supplied their wants, and instead of turning to God for help, they murmured
Missed Learning Opportunity
What a situation for a learning opportunity! It was this generation’s first occasion to be
tried, but they had the history of their parents’ generation. When the Israelites had set up camp, during
the early days of their freedom, they found that they were without water. (See Exodus 17.) They came to Moses, and at the Lord’s
instruction, Moses struck the rock in Horeb and water
flowed. Paul says that Rock followed
them. That Rock was Christ. (See 1 Corinthians 10:2–4.) Had God
supplied their need there? He certainly
Now this generation was experiencing the same trial,
but something was wrong. They repeated
the same sin. That tells me that there
was a failure on the part of the older generation to instruct the younger ones
as to the blessings of God. It tells me
that they perhaps did not have worship together as they gathered around the
campfire each evening. They neglected to
recount the blessings of God in their past history.
This generation did not know; they did not have enough
instruction, so when they faced an experience similar to that of their parents,
they did not know what to do. This can
happen. Parents can fail to instruct
their children as to the faithfulness of God.
When the children are brought into trying experiences, they do not know
what to do.
There was also a problem with the younger generation
that should have been seeking for knowledge—What can
you tell me about the faithfulness of God—Mom, Dad, Aunt, Uncle, Grandpa,
Grandma?

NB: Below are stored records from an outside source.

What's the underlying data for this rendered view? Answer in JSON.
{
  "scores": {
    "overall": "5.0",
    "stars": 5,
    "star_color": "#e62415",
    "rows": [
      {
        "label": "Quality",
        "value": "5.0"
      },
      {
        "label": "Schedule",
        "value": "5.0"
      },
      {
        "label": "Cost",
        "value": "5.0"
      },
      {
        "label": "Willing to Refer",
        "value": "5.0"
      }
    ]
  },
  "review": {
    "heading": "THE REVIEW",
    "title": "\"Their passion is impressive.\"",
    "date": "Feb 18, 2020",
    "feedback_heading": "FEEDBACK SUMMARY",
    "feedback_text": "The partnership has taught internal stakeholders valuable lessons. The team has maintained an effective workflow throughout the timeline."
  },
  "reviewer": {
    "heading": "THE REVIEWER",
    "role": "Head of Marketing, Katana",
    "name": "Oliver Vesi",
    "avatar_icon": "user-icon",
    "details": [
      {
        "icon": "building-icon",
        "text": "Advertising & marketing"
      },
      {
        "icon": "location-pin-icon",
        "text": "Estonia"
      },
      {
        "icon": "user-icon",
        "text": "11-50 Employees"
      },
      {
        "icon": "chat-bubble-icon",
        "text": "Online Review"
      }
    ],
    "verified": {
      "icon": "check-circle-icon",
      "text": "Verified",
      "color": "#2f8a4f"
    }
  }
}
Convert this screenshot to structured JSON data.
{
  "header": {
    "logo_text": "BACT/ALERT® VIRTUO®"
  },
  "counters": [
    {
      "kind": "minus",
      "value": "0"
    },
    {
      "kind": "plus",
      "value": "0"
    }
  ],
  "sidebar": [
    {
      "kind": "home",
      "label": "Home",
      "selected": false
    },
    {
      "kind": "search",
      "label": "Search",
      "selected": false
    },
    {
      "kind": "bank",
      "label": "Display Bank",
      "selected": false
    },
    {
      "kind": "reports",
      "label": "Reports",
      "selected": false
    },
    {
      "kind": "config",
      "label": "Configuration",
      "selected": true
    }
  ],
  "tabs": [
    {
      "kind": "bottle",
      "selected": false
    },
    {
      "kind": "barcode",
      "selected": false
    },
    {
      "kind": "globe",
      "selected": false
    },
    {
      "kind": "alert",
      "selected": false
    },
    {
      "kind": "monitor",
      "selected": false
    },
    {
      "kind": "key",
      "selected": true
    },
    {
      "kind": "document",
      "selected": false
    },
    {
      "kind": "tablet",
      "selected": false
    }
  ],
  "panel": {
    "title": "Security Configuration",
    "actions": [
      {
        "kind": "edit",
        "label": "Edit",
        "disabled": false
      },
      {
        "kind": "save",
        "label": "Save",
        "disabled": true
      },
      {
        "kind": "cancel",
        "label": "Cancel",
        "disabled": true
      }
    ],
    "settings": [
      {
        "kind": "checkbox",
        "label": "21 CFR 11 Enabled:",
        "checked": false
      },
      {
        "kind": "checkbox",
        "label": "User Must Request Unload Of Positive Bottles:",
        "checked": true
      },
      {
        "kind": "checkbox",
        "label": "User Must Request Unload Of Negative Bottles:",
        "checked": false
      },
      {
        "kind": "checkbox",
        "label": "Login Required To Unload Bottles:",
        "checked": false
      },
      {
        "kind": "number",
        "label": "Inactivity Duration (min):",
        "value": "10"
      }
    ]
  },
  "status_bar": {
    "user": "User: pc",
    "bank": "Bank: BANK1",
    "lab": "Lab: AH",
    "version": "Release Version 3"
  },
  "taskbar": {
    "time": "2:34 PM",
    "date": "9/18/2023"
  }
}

What can you tell me? What has been your experience? You have lived much longer than I. They did not learn, nor were they taught.
Discontented Hearts; Reckless Tongues
One thing is for sure.
As far as we know, there was a failure.
Numbers 20:3 says, “And the people chode
with Moses.” They do not just come to
Moses with a plea for water. “Moses, I
am thirsty. Moses, my animals are
panting.” It says, they “chode with Moses.”
To be concluded . . .
Mike Baugher is Associate Speaker for Steps to
Life. He may be contacted by e-mail at:
email@example.com, or by telephone at: 316-788-5559.